(Data supplied)

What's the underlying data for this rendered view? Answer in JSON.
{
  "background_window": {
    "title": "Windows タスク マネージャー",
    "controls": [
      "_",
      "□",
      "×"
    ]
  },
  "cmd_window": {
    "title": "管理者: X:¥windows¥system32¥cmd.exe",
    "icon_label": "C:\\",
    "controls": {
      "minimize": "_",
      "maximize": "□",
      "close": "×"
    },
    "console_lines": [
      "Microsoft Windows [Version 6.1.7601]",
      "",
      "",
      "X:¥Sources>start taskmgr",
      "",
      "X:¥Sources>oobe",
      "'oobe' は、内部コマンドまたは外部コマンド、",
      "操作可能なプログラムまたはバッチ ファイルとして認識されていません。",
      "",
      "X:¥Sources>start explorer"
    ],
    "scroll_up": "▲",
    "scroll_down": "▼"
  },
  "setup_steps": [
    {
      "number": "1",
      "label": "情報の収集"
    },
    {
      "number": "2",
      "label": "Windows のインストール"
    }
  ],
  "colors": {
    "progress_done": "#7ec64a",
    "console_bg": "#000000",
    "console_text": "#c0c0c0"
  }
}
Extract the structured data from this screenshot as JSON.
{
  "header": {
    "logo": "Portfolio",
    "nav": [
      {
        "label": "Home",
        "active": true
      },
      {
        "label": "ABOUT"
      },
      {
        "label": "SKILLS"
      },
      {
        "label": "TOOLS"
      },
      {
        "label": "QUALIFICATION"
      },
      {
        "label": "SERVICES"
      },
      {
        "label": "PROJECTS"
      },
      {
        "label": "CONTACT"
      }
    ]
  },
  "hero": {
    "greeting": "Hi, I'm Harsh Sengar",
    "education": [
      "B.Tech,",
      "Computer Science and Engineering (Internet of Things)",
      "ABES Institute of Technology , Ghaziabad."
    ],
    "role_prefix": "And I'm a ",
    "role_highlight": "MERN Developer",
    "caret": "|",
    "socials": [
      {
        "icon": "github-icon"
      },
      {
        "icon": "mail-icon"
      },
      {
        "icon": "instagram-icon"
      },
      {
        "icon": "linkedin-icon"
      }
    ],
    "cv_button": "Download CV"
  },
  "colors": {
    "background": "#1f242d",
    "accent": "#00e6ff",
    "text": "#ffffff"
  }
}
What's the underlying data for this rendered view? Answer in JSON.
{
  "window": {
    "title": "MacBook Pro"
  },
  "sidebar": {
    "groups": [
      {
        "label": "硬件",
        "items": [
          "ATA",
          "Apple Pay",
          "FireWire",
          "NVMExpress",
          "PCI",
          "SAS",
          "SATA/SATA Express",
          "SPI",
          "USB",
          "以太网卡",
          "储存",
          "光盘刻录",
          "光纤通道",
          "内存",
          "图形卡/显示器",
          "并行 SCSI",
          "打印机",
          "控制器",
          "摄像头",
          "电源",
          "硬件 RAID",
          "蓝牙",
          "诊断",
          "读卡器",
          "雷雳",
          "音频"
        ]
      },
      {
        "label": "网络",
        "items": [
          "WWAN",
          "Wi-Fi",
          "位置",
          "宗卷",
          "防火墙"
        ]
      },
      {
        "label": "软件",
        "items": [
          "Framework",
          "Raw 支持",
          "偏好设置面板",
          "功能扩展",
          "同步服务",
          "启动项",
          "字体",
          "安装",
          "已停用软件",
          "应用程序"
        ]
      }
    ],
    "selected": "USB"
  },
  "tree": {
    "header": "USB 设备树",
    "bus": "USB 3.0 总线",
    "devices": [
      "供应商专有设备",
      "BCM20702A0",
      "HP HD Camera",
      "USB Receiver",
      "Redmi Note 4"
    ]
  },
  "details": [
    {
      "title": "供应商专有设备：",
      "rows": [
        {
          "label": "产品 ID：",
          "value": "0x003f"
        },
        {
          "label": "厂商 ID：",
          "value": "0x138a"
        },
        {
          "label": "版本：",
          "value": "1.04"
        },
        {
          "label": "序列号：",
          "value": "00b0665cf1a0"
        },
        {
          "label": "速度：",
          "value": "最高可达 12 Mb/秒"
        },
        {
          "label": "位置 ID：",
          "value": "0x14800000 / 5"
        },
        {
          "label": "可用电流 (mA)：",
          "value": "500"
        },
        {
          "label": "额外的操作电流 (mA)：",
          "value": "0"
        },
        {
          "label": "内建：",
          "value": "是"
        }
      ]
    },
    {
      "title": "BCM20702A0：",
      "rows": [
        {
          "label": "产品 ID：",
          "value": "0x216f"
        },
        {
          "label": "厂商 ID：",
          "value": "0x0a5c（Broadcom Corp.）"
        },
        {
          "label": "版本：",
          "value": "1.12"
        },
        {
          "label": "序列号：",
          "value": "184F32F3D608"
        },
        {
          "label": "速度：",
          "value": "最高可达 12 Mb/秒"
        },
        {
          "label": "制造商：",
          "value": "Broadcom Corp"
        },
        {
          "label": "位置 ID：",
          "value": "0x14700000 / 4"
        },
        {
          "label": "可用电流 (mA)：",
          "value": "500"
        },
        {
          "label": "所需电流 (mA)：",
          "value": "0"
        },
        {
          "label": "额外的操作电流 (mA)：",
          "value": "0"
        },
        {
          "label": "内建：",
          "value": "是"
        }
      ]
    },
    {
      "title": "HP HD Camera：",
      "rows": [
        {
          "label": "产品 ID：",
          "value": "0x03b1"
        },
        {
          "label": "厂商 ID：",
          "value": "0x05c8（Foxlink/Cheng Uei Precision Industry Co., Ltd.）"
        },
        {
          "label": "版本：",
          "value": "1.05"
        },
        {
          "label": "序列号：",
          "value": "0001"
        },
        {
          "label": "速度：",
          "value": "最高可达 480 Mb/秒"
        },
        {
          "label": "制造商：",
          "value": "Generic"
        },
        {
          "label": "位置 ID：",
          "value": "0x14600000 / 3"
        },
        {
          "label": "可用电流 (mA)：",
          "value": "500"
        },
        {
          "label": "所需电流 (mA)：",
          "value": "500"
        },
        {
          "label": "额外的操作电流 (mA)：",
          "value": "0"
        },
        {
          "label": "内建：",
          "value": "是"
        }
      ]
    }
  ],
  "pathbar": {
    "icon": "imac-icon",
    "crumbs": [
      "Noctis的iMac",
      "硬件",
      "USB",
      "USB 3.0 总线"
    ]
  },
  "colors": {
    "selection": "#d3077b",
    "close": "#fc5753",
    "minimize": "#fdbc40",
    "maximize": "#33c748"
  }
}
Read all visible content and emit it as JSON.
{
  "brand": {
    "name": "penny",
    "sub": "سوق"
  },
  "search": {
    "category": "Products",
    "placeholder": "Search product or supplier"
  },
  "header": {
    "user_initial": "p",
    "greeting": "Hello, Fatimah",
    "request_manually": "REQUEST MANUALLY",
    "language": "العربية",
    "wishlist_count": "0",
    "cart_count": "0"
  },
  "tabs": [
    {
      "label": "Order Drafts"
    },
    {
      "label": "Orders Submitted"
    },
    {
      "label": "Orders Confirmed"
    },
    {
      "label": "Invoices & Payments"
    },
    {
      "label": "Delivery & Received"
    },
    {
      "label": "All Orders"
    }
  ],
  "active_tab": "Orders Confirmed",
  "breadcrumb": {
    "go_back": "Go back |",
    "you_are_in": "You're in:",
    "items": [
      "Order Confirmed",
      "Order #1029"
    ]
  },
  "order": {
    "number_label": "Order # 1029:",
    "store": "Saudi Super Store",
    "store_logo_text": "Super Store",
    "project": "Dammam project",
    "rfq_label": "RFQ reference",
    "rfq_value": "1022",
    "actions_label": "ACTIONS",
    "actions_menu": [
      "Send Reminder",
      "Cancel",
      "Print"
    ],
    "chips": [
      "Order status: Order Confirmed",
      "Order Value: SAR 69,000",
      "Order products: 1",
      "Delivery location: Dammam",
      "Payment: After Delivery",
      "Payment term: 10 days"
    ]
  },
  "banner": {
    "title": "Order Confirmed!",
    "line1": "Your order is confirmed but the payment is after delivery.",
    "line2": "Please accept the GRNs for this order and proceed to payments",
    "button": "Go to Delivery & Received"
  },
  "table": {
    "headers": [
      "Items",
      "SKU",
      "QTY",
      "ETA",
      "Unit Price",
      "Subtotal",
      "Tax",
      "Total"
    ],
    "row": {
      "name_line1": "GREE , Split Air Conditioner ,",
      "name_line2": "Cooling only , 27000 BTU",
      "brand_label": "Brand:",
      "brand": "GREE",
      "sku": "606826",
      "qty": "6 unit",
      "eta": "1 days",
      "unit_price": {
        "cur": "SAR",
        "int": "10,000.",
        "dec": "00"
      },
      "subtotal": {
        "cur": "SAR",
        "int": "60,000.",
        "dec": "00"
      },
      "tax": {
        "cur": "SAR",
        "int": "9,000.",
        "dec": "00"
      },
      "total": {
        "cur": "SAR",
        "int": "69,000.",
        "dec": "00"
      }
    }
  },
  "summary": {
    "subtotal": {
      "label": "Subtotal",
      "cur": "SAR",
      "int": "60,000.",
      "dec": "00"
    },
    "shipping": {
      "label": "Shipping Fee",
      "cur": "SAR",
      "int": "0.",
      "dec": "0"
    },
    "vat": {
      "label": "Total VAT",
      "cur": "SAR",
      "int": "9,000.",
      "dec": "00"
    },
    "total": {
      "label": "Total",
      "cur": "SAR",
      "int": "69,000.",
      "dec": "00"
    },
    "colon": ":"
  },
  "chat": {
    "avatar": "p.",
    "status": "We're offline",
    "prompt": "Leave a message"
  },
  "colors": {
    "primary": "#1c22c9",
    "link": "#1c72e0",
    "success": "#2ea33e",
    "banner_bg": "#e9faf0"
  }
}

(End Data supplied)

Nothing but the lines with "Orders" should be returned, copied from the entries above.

      "label": "Orders Submitted"
      "label": "Orders Confirmed"
      "label": "All Orders"
  "active_tab": "Orders Confirmed",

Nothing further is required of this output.